  • Anonymous

    Hi Midge

    Thank you and Merry Christmas and a Happy New Year to you too

  • Anonymous

    Hi therrawbuzzin

    A very Merry Christmas and Happy New Year to you as well.

  • Anonymous

    Hi Josephine

    I expect more action from the People’s Bank of China tomorrow if things remain the same so we may not even have to wait until Christmas for the next installment.

  • Rods

    Hi Shaun,

    Thank for all of your hard work for the last year, especially in shining your spotlight and illuminating some very dark financial corners.

    Wishing you and your family a very happy Christmas.

  • Anonymous

    Thank you Rods and Merry Christmas to you and your family too.

  • Paul C
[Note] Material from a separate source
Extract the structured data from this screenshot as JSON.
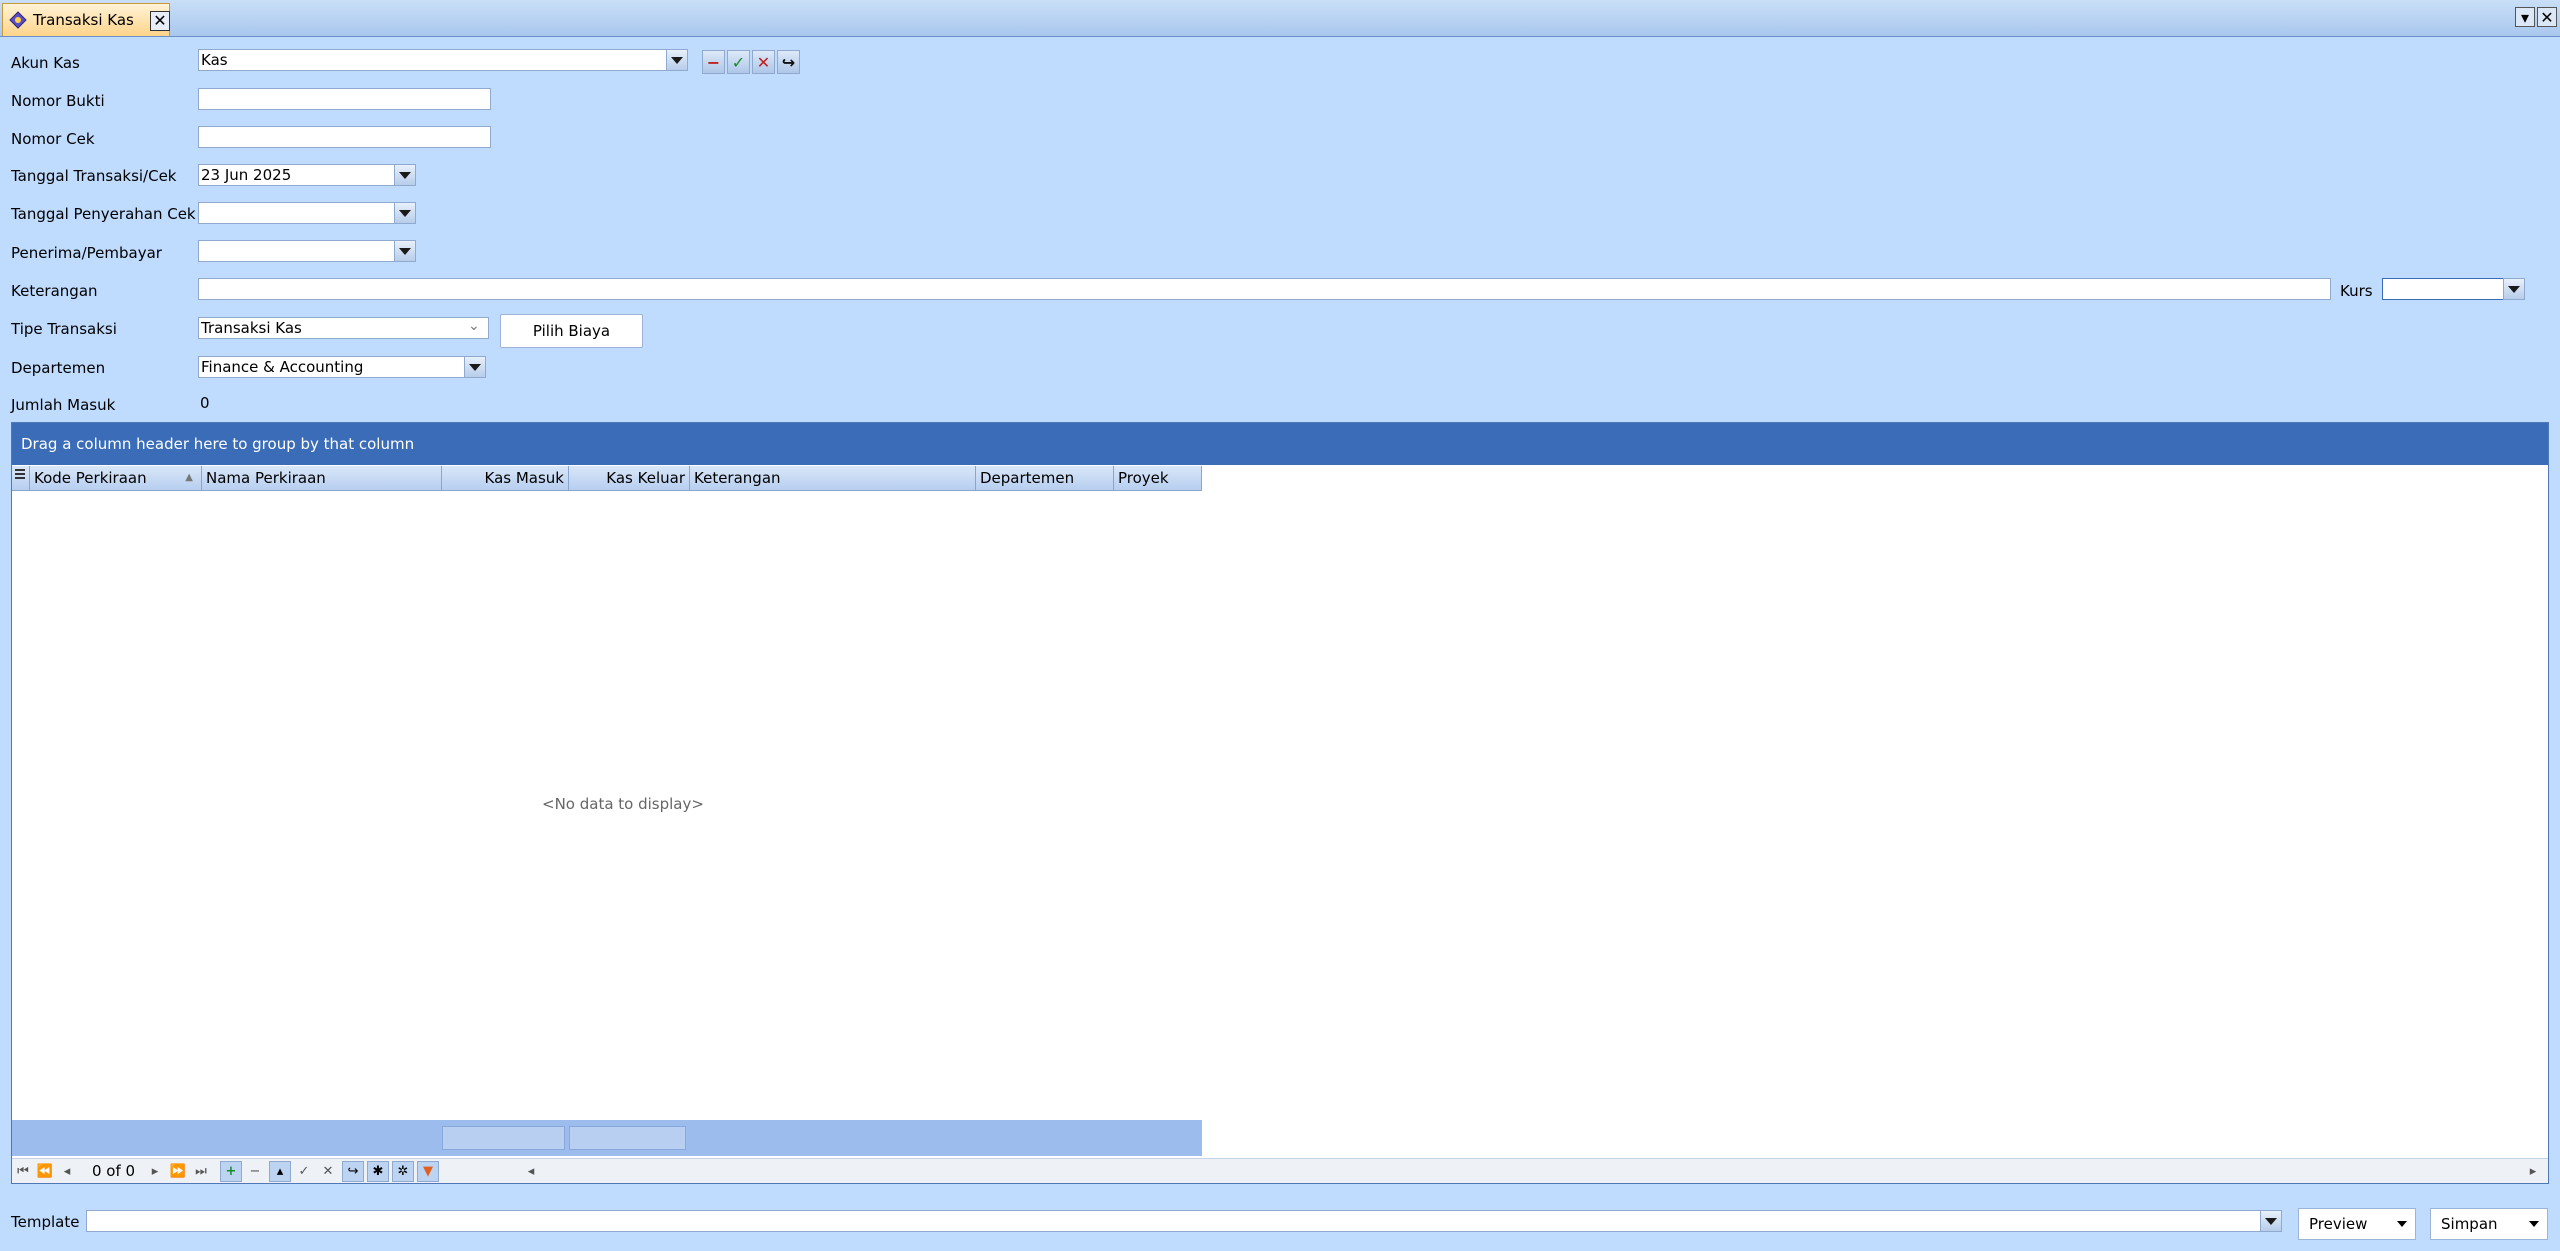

    Shaun,
    May I extend my best wishes to you and your family at this festive time. Your blog stands out as an impartial examination of the economic circumstances of the time, long may it continue.
    On the subject of China, it is an alien culture to the western “democracies”. I was there on business for 3-weeks in the spring and enjoy wide advice. They definately have problems with money but it is really difficult to apply western templates because many of the cultural differences & relative unsophitication make for often opposite outcomes.
    We need to follow closely their market liberalisation of financial matters because if it goes wrong there will be catastrophe. Here are some of the wierd & unique circumstances.
    1) The demographics, billions in an inverted pyramid, where parents and grandparents pressure success and money downwards to a minority of offspring. Homes for young people are often financed by old people whereas in Britain old people “tax” young people in rent.
    2) Unsophisticated capitalism, gambling addiction, get rich quick, naiivety and belief in luck. You can’t put your finger on any one trait but no long term reliable investments are available. The folk are savvy and hard-working but there is no savings account delivering 5% interest despite the banking squeeze and elevated rates. They do love the 6 number or the 13 number, they all know someone who got rich quick but don’t really understand how, only that it could be them next! Their stock markets are fluctation riddled through lack of trust worthy investments and herd insecurities.
    3) Property has been proven to be a winner in the main cities, why whould you save in a ZIRP bank account when property could get you 20% although much is sold off plan rather than built. Further extenuating the high risk and entrepreneurial carry-on. Properties built off plan are often sold at 1st fix stage further complicating the investment profile with owners completing to their own specification – so what did it cost?
    4) Local Govt.s “print money” by selling land, they are and have been a major shadow-banking system. How can the PBOC squeeze credit supply when there are complicit developers handing over millions to corrupt officials enabled by local development banks.
    5) Large businesses are incentivised to re-locate for cash, to bring employment and tax revenue to major centres. White elephant projects promote the “ambition and profile” of a destination which is why you see bizarre over-building. The same money is used to subsidize and retain failing businesses where there is an employment revenue kick-back. So is the apparently large and successful conglomerate actually successful?
    6) Businesses in China have grown organically through re-investment of profits for growth. The banks have no history of venture or long-term lending without asset backing. There is no lending facility except for businesses with strong asset profiles. Cash is king in business, cash is how they have succeeded, cash is a powerful negotiator and a strong influencer that does not come with the pain of paperwork or legal professionalism.
    7) The Generational divide is mind-boggling. You see 17 year-olds obsessed with their phablets on the subway commuting to do a software job in the city whilst outside the train station illiterate 50-year olds are manually-fashioning “sweet sticks” from pineapples. They are both working for a living and sharing the “success” of their nation.
    I reckon there’s more that I could write but hopefully you get the idea, that you cannot apply western thinking or logic to understand the country.
    Merry Christmas all